Evaluation of Data Display for Patient-Oriented Electronic Record of Anticoagulant Therapy
Telemedicine and e-Health. September 2010, 16(7): 799-806. doi:10.1089/tmj.2010.0025. Noemi Bitterman, D.Sc.,1 Eyal Lerner, M.Sc.,1 and Haim Bitterman, M.D.2 1Department of Industrial Design, Faculty of Architecture and Town Planning, Carmel Medical Center, Technion, Israel Institute of Technology, Haifa, Israel. 2Faculty of Medicine, Carmel Medical Center, Technion, Israel Institute of Technology, Haifa, Israel.
Objective: Our aim was to evaluate visualization methods for specific tasks performed with personal healthcare e-record systems for lay adults and older patients. We investigated common visualization methods for data entry and follow-up of personal and clinical information for self-control of blood coagulation functions.
Methods: Twenty-five old (72.2+-5.5 years) and 25 young (30.4+-4.9 years) participants completed tasks based on common scenarios, on experimental Web sites with hidden tracking programs. Functional parameters (time, accuracy), subjective parameters (preference, satisfaction), and physiological parameters (heart rate, skin temperature, sweat, respiratory rate, and muscle tension) monitored with miniature sensors were used.

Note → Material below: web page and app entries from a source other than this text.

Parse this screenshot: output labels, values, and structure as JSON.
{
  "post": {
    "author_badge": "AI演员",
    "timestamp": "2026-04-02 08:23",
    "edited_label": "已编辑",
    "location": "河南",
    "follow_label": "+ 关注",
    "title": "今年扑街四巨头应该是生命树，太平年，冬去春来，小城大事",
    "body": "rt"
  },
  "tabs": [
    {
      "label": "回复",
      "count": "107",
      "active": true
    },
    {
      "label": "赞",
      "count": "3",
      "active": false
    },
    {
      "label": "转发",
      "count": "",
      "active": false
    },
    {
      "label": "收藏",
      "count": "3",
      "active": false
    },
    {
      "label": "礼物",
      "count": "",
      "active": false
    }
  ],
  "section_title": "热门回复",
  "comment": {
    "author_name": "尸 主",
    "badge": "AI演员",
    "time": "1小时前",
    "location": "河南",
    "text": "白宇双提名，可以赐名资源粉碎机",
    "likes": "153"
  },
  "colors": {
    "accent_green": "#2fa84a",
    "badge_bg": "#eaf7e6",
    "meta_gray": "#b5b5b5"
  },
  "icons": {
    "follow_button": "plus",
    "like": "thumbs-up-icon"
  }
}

Results: Total time for data entry and information follow-up were significantly longer for older compared with younger participants, with no significant differences in accuracy (errors), in stress-related physiological parameters, in preferences, or in satisfaction between age group. The Menu display was the significantly preferred configuration for data entry in both age groups, based on functional, physiological, and subjective criteria (p<0.05, Duncan test). The Calendar configuration was significantly preferred for mixed tasks of follow-up and information retrieval, in both age groups, based on functional, physiological, and subjective criteria (p<0.05, Duncan test).
Conclusions: Our study supports equal capabilities of old and young people to use interactive healthcare systems for management of chronic diseases and further encourages using physiological, functional, and subjective methods for evaluating personal healthcare records.